(Interface dataset entries)
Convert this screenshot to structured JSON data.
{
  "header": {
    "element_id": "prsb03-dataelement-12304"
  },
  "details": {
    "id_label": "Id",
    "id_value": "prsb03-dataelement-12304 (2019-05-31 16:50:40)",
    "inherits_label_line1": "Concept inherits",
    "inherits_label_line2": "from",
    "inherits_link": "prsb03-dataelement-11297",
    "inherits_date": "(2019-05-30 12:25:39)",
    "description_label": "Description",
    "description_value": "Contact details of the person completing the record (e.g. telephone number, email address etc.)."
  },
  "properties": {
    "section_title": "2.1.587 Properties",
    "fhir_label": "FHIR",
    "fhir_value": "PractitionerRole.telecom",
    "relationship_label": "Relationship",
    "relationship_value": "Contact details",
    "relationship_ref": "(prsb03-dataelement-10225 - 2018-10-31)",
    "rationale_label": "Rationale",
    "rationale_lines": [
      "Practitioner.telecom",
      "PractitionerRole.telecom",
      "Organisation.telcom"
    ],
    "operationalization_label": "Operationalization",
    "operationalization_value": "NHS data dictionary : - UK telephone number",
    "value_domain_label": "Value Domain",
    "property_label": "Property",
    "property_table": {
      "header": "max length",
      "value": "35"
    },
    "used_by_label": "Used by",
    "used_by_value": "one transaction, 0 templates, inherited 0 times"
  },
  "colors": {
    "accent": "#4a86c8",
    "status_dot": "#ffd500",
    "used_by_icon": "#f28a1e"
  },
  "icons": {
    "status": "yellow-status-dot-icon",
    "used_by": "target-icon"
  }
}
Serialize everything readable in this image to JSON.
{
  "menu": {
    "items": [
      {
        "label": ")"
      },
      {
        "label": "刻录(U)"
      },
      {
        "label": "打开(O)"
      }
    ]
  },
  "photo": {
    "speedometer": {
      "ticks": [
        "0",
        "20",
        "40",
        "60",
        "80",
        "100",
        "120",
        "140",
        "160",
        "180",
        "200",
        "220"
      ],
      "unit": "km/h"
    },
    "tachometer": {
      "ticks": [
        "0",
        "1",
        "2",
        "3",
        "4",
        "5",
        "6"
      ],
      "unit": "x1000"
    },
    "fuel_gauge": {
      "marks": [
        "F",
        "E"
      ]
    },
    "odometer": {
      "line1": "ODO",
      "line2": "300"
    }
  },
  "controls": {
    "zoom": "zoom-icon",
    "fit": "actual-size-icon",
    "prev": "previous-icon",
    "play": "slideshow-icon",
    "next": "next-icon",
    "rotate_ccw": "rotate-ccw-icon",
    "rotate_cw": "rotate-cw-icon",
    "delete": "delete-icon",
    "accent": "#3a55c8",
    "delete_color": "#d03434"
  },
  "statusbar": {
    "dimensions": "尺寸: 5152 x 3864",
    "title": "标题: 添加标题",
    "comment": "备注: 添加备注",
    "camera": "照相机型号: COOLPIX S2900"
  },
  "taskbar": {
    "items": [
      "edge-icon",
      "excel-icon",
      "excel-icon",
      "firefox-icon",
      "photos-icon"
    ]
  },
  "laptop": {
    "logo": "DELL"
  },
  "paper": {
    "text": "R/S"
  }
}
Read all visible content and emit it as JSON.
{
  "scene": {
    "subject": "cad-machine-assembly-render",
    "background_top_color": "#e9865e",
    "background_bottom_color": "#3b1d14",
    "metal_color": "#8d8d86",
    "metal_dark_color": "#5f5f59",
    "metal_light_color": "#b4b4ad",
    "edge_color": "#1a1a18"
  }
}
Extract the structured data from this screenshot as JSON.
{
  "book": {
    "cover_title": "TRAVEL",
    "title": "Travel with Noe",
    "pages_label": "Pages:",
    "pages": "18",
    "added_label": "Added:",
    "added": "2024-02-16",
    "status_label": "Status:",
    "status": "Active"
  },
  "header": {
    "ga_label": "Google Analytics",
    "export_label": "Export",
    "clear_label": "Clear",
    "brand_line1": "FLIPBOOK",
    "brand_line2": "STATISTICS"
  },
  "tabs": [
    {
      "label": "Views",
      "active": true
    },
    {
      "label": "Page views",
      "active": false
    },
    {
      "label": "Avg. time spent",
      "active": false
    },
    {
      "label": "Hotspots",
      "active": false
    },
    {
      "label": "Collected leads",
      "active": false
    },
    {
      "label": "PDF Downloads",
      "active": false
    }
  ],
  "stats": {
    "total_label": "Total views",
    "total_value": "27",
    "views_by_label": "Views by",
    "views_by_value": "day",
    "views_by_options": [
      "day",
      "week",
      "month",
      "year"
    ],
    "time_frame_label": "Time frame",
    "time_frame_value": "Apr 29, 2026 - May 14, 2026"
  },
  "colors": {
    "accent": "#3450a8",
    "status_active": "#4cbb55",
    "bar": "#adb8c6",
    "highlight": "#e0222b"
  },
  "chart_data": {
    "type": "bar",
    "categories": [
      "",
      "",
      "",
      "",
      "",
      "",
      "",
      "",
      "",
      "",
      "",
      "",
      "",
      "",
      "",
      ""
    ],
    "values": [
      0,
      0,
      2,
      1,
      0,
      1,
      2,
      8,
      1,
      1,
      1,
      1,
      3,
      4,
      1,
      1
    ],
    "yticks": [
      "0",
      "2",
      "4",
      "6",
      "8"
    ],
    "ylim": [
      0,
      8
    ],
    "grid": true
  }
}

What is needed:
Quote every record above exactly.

Solution for this task:
Convert this screenshot to structured JSON data.
{
  "header": {
    "element_id": "prsb03-dataelement-12304"
  },
  "details": {
    "id_label": "Id",
    "id_value": "prsb03-dataelement-12304 (2019-05-31 16:50:40)",
    "inherits_label_line1": "Concept inherits",
    "inherits_label_line2": "from",
    "inherits_link": "prsb03-dataelement-11297",
    "inherits_date": "(2019-05-30 12:25:39)",
    "description_label": "Description",
    "description_value": "Contact details of the person completing the record (e.g. telephone number, email address etc.)."
  },
  "properties": {
    "section_title": "2.1.587 Properties",
    "fhir_label": "FHIR",
    "fhir_value": "PractitionerRole.telecom",
    "relationship_label": "Relationship",
    "relationship_value": "Contact details",
    "relationship_ref": "(prsb03-dataelement-10225 - 2018-10-31)",
    "rationale_label": "Rationale",
    "rationale_lines": [
      "Practitioner.telecom",
      "PractitionerRole.telecom",
      "Organisation.telcom"
    ],
    "operationalization_label": "Operationalization",
    "operationalization_value": "NHS data dictionary : - UK telephone number",
    "value_domain_label": "Value Domain",
    "property_label": "Property",
    "property_table": {
      "header": "max length",
      "value": "35"
    },
    "used_by_label": "Used by",
    "used_by_value": "one transaction, 0 templates, inherited 0 times"
  },
  "colors": {
    "accent": "#4a86c8",
    "status_dot": "#ffd500",
    "used_by_icon": "#f28a1e"
  },
  "icons": {
    "status": "yellow-status-dot-icon",
    "used_by": "target-icon"
  }
}
Serialize everything readable in this image to JSON.
{
  "menu": {
    "items": [
      {
        "label": ")"
      },
      {
        "label": "刻录(U)"
      },
      {
        "label": "打开(O)"
      }
    ]
  },
  "photo": {
    "speedometer": {
      "ticks": [
        "0",
        "20",
        "40",
        "60",
        "80",
        "100",
        "120",
        "140",
        "160",
        "180",
        "200",
        "220"
      ],
      "unit": "km/h"
    },
    "tachometer": {
      "ticks": [
        "0",
        "1",
        "2",
        "3",
        "4",
        "5",
        "6"
      ],
      "unit": "x1000"
    },
    "fuel_gauge": {
      "marks": [
        "F",
        "E"
      ]
    },
    "odometer": {
      "line1": "ODO",
      "line2": "300"
    }
  },
  "controls": {
    "zoom": "zoom-icon",
    "fit": "actual-size-icon",
    "prev": "previous-icon",
    "play": "slideshow-icon",
    "next": "next-icon",
    "rotate_ccw": "rotate-ccw-icon",
    "rotate_cw": "rotate-cw-icon",
    "delete": "delete-icon",
    "accent": "#3a55c8",
    "delete_color": "#d03434"
  },
  "statusbar": {
    "dimensions": "尺寸: 5152 x 3864",
    "title": "标题: 添加标题",
    "comment": "备注: 添加备注",
    "camera": "照相机型号: COOLPIX S2900"
  },
  "taskbar": {
    "items": [
      "edge-icon",
      "excel-icon",
      "excel-icon",
      "firefox-icon",
      "photos-icon"
    ]
  },
  "laptop": {
    "logo": "DELL"
  },
  "paper": {
    "text": "R/S"
  }
}
Read all visible content and emit it as JSON.
{
  "scene": {
    "subject": "cad-machine-assembly-render",
    "background_top_color": "#e9865e",
    "background_bottom_color": "#3b1d14",
    "metal_color": "#8d8d86",
    "metal_dark_color": "#5f5f59",
    "metal_light_color": "#b4b4ad",
    "edge_color": "#1a1a18"
  }
}
Extract the structured data from this screenshot as JSON.
{
  "book": {
    "cover_title": "TRAVEL",
    "title": "Travel with Noe",
    "pages_label": "Pages:",
    "pages": "18",
    "added_label": "Added:",
    "added": "2024-02-16",
    "status_label": "Status:",
    "status": "Active"
  },
  "header": {
    "ga_label": "Google Analytics",
    "export_label": "Export",
    "clear_label": "Clear",
    "brand_line1": "FLIPBOOK",
    "brand_line2": "STATISTICS"
  },
  "tabs": [
    {
      "label": "Views",
      "active": true
    },
    {
      "label": "Page views",
      "active": false
    },
    {
      "label": "Avg. time spent",
      "active": false
    },
    {
      "label": "Hotspots",
      "active": false
    },
    {
      "label": "Collected leads",
      "active": false
    },
    {
      "label": "PDF Downloads",
      "active": false
    }
  ],
  "stats": {
    "total_label": "Total views",
    "total_value": "27",
    "views_by_label": "Views by",
    "views_by_value": "day",
    "views_by_options": [
      "day",
      "week",
      "month",
      "year"
    ],
    "time_frame_label": "Time frame",
    "time_frame_value": "Apr 29, 2026 - May 14, 2026"
  },
  "colors": {
    "accent": "#3450a8",
    "status_active": "#4cbb55",
    "bar": "#adb8c6",
    "highlight": "#e0222b"
  },
  "chart_data": {
    "type": "bar",
    "categories": [
      "",
      "",
      "",
      "",
      "",
      "",
      "",
      "",
      "",
      "",
      "",
      "",
      "",
      "",
      "",
      ""
    ],
    "values": [
      0,
      0,
      2,
      1,
      0,
      1,
      2,
      8,
      1,
      1,
      1,
      1,
      3,
      4,
      1,
      1
    ],
    "yticks": [
      "0",
      "2",
      "4",
      "6",
      "8"
    ],
    "ylim": [
      0,
      8
    ],
    "grid": true
  }
}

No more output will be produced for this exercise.